Apophenia /æpoʊˈfiːniə/ is the human tendency to perceive meaningful patterns within random data.
The first use of the term is attributed to Klaus Conrad by Peter Brugger, who defined it as the "unmotivated seeing of connections" accompanied by a "specific experience of an abnormal meaningfulness". Apophenia has come to imply a universal human tendency to seek patterns in random information, such as gambling.

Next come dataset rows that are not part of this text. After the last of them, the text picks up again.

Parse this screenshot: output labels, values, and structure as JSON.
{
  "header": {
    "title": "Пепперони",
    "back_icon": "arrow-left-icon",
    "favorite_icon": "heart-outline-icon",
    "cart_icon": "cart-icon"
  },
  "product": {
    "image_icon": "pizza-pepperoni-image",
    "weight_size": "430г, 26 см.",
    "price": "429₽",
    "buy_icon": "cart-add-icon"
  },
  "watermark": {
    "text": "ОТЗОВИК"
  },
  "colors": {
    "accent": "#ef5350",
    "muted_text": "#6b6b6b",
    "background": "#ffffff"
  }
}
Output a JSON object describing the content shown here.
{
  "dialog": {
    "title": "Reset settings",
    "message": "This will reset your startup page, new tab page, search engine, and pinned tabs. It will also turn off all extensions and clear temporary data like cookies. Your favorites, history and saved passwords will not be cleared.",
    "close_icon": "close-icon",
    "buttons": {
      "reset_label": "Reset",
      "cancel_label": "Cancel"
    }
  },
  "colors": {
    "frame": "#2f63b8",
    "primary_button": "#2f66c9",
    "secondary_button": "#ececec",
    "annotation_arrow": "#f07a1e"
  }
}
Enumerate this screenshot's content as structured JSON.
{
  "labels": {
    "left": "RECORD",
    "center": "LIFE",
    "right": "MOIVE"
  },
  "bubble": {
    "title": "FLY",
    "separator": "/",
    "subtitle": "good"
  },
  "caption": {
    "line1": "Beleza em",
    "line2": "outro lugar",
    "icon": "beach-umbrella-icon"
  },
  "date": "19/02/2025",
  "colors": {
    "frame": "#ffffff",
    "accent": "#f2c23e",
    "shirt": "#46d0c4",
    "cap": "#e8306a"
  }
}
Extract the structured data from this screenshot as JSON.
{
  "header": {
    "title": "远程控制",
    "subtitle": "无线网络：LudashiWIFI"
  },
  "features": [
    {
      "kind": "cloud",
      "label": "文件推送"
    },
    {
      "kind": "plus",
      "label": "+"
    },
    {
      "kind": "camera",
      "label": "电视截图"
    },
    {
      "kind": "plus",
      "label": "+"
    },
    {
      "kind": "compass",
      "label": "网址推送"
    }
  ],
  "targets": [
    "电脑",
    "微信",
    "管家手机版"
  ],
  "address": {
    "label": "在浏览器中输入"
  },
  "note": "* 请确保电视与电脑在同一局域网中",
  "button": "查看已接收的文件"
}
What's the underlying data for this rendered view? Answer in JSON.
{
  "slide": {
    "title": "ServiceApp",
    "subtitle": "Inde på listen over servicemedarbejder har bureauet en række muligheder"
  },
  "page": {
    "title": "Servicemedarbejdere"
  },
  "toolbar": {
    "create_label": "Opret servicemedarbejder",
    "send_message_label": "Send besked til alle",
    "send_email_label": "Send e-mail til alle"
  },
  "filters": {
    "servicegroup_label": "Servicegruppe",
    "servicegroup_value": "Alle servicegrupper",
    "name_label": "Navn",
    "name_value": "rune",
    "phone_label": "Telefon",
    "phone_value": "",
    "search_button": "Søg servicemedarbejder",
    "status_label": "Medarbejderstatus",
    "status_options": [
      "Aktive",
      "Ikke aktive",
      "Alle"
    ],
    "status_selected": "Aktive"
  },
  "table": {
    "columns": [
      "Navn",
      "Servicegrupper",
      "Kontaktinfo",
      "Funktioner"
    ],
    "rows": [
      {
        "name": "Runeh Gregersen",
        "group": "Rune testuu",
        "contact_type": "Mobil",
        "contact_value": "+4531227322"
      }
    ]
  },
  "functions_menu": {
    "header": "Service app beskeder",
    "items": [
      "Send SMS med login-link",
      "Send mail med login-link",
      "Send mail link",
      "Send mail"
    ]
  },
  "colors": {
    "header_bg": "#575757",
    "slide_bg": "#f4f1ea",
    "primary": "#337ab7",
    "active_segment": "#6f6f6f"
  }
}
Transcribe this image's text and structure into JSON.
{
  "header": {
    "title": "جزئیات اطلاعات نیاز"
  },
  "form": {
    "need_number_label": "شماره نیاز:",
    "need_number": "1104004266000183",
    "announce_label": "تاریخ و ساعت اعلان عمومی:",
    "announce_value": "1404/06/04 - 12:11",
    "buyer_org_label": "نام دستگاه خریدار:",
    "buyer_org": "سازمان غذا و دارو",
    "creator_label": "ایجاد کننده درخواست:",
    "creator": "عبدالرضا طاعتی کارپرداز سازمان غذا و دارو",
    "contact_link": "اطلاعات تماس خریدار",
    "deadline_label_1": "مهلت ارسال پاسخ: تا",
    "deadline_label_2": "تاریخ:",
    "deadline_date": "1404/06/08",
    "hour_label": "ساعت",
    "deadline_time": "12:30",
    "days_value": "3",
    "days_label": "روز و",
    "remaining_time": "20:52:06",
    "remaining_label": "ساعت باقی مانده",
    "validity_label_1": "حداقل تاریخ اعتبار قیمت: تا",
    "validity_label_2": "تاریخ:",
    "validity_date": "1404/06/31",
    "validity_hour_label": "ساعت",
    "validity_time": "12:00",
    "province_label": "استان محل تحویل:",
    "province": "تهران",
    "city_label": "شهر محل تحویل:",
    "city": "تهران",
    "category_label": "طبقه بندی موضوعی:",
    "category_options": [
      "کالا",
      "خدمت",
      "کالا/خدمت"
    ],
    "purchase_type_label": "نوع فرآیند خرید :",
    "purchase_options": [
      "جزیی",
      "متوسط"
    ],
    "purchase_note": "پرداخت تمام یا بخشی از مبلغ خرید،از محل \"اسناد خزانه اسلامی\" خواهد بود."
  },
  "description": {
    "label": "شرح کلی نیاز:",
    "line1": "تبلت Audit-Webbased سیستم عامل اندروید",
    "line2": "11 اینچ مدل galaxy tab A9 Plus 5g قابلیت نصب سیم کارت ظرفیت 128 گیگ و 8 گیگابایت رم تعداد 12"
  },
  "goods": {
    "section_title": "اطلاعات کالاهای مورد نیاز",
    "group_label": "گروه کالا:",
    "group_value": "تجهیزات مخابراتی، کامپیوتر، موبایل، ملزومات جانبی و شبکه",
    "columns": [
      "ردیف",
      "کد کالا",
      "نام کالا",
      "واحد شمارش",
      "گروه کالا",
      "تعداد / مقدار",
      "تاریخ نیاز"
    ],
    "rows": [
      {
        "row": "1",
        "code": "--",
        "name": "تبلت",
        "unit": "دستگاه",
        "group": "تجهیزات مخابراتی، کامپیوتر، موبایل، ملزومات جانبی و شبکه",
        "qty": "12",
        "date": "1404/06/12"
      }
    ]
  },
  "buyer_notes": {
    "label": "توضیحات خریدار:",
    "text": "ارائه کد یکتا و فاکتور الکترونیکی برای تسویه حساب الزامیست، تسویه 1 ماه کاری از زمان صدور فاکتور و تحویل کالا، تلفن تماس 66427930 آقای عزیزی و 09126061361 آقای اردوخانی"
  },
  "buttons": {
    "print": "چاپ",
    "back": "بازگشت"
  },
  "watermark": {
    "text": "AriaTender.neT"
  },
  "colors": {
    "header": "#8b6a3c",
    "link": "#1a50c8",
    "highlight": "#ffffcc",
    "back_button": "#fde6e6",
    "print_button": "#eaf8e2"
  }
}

In 1958, Klaus Conrad published a monograph titled Die beginnende Schizophrenie. Versuch einer Gestaltanalyse des Wahns ("The onset of schizophrenia: an attempt to form an analysis of delusion"), in which he described in groundbreaking detail the prodromal mood and earliest stages of schizophrenia. He coined the word "Apophänie" to characterize the onset of delusional thinking in psychosis. Conrad's theories on the genesis of schizophrenia have since been partially, yet inconclusively, confirmed in psychiatric literature when tested against empirical findings.
Conrad's neologism was translated into English as "apophenia" (from the Greek apo [away from] + phaenein [to show]) to reflect the fact that a schizophrenic initially experiences delusion as revelation.
In contrast to an epiphany, an apophany (i.e., an instance of apophenia) does not provide insight into the nature of reality or its interconnectedness but is a "process of repetitively and monotonously experiencing abnormal meanings in the entire surrounding experiential field". Such meanings are entirely self-referential, solipsistic, and paranoid — "being observed, spoken about, the object of eavesdropping, followed by strangers". Thus the English term "apophenia" has a somewhat different meaning than that which Conrad defined when he coined the term "Apophänie".
"Apophany" should not be confused with "apophony".